Buffalo mayor calls Supreme Firearms Court ruling ‘disappointing’ and ‘dark day’


The Supreme Court’s decision on Thursday striking down a New York state law restricting the right to carry a concealed handgun in public is drawing criticism from many state residents, including Buffalo Mayor Byron Brown.

“It’s a disappointment and a dark day for sensible gun reform in this country,” Brown told ABC News’ Linsey Davis during an interview for ABC News Live Prime.

The move comes weeks after 10 African Americans were gunned down May 14 in a racially motivated mass shooting at a Tops supermarket in Buffalo, New York, and after numerous other mass shootings around the country. Brown added that the decision would only escalate gun violence in the country and pose another hurdle for law enforcement.

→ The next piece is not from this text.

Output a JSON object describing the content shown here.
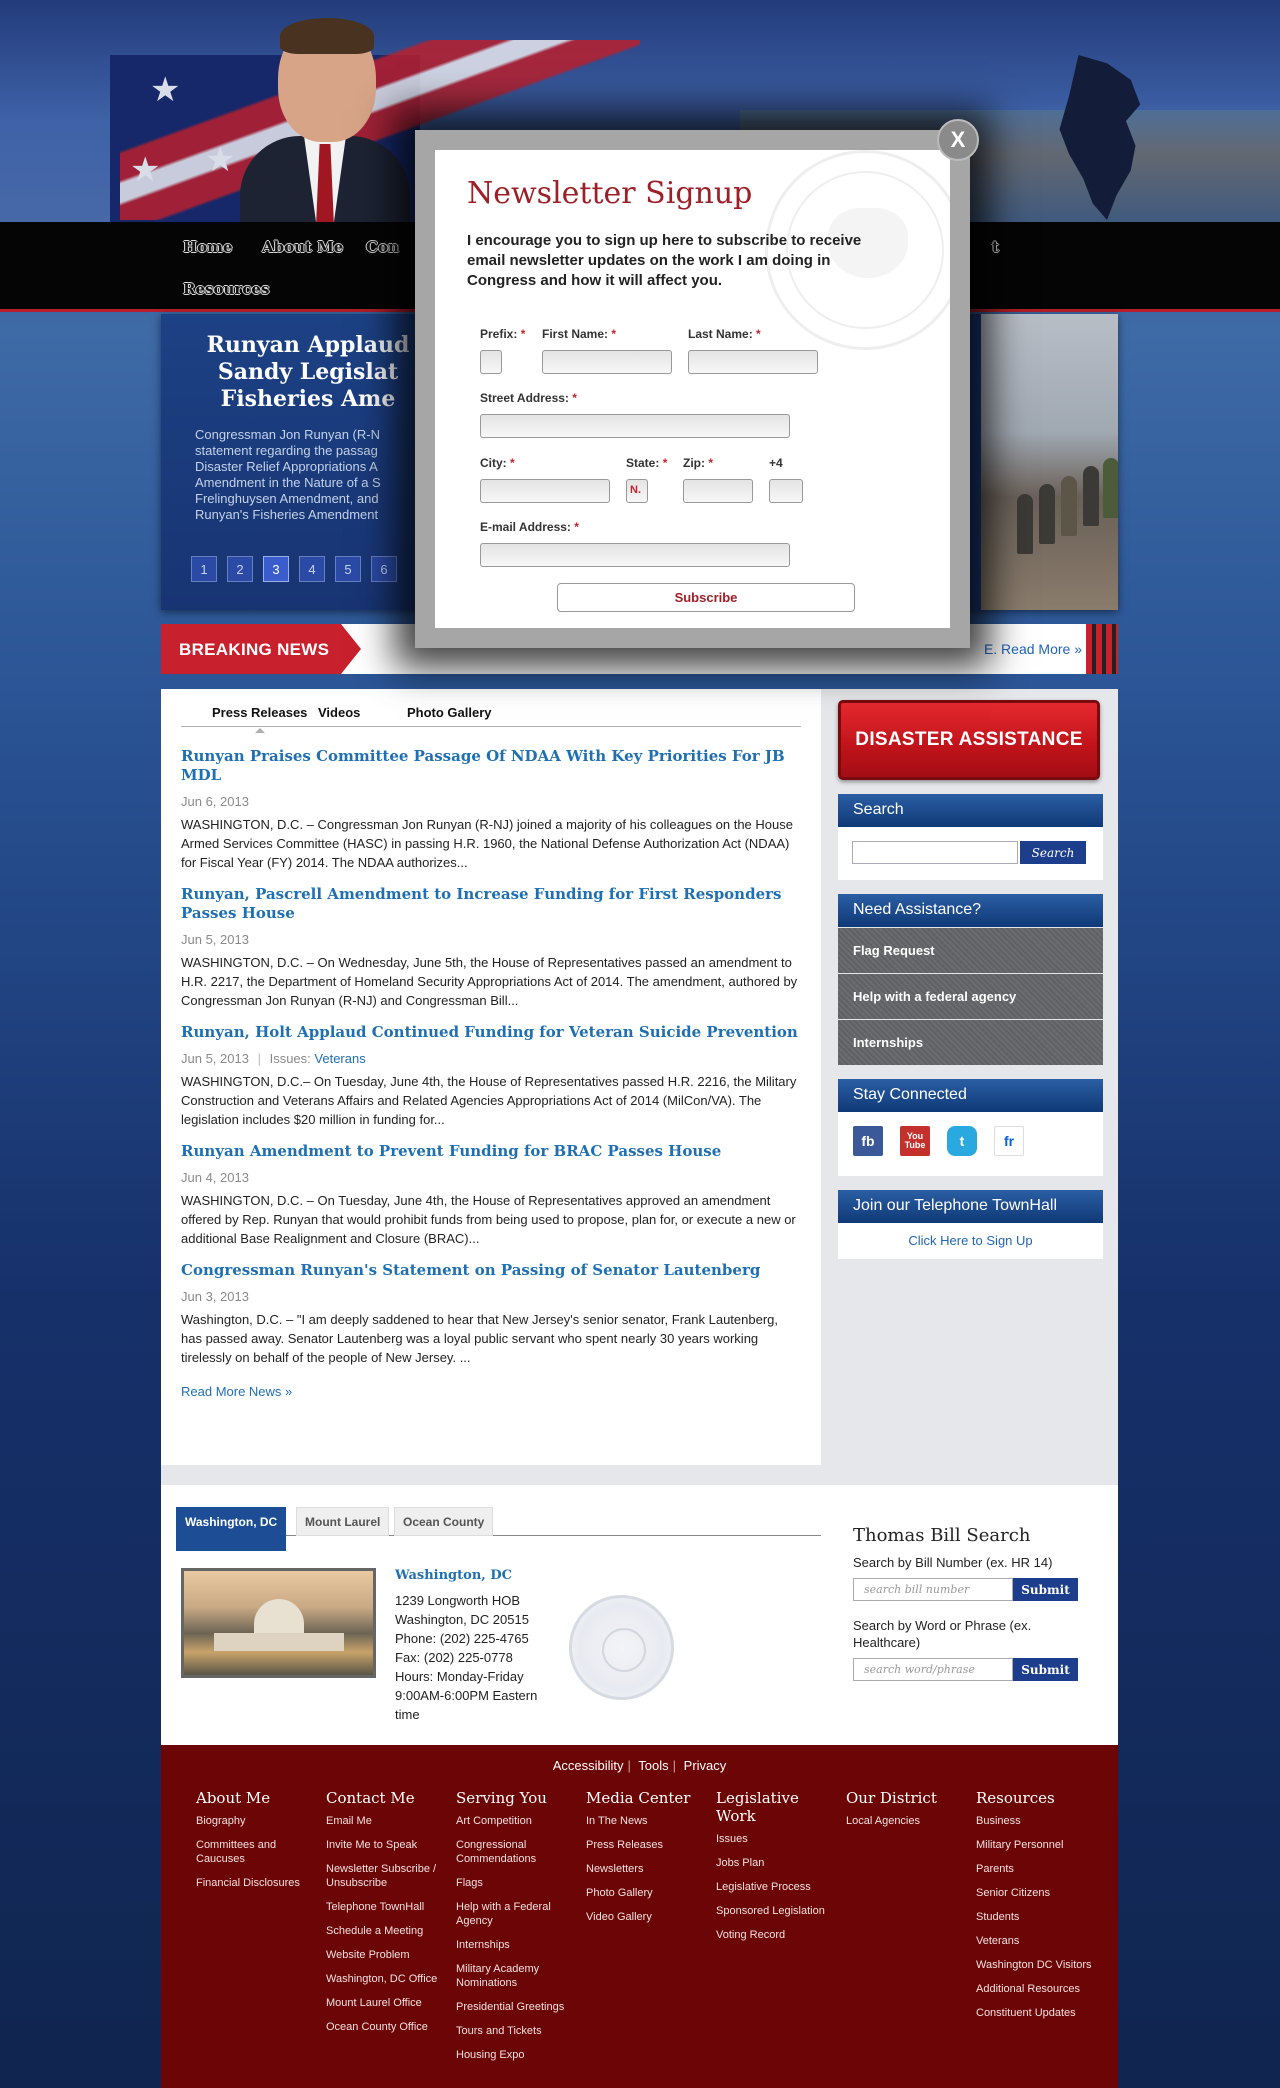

“I see a concern for law enforcement. They won’t know who is legally allowed to carry a gun if there are more guns carried concealed in the city of Buffalo, and in New York State and other communities across the country. It will make the job of law enforcement much more difficult,” Brown said.

Representative Elise Stefanik attends a press briefing at the US Capitol in Washington, June 29, 2021.

Kevin Dietsch/Getty Images, FILE

While Brown criticizes the decision, other New York lawmakers praise the decision.

“Today’s Supreme Court ruling affirms the constitutional rights of law-abiding citizens to own and bear arms and rightly declares New York’s shameful attempt to shred Second Amendment rights on New- Yorkers unconstitutional,” New York Congresswoman Elise Stefanik said in a statement shortly after the decision was made. announcement.

Brown called his statement “absolutely false.”

“Far too many innocent Americans lose their lives to gun violence. We don’t want to deprive responsible gun owners of their rights. We certainly don’t want to violate the Second Amendment, but it makes sense that there have sensible gun reform that does not infringe on the rights of responsible gun owners and at the same time protects innocent average Americans from unnecessary gun violence,” he said.

PHOTO: Gun control supporters hold signs in front of gun rights supporters during a protest by victims of gun violence outside the Supreme Court as arguments begin in a landmark gun rights case guns in Washington, November 3, 2021.

Gun control supporters hold signs in front of gun rights supporters during a protest by victims of gun violence outside the Supreme Court as arguments begin in a major gun rights case fire in Washington, November 3, 2021.

Joshua Roberts/Getty Images, FILE

The move also follows what could be the passage of landmark bipartisan gun reform legislation in Congress, winning the support of 15 Senate Republicans, including Senate Minority Leader Mitch McConnell.

“The timing of this decision is very difficult, especially when you have a bipartisan group of U.S. senators who have advanced sensible gun reform after years of inaction in Congress,” Brown said.

Legislation pressed after several mass shootings, the most recent in Uvalde, Texas, would be the first time in nearly 30 years that Congress has acted on gun reform.

“It took tragedies like the mass shooting, the act of domestic terror that took place in Buffalo on May 14, and other mass shootings since then to finally get Congress to take action – and the day we’re seeing new moves in Congress on sensible gun reform, this ruling is coming from the United States Supreme Court. It’s a disappointment,” Brown said.

ABC News

Not all news on the site expresses the point of view of the site, but we transmit this news automatically and translate it through programmatic technology on the site and not from a human editor.
Back to top button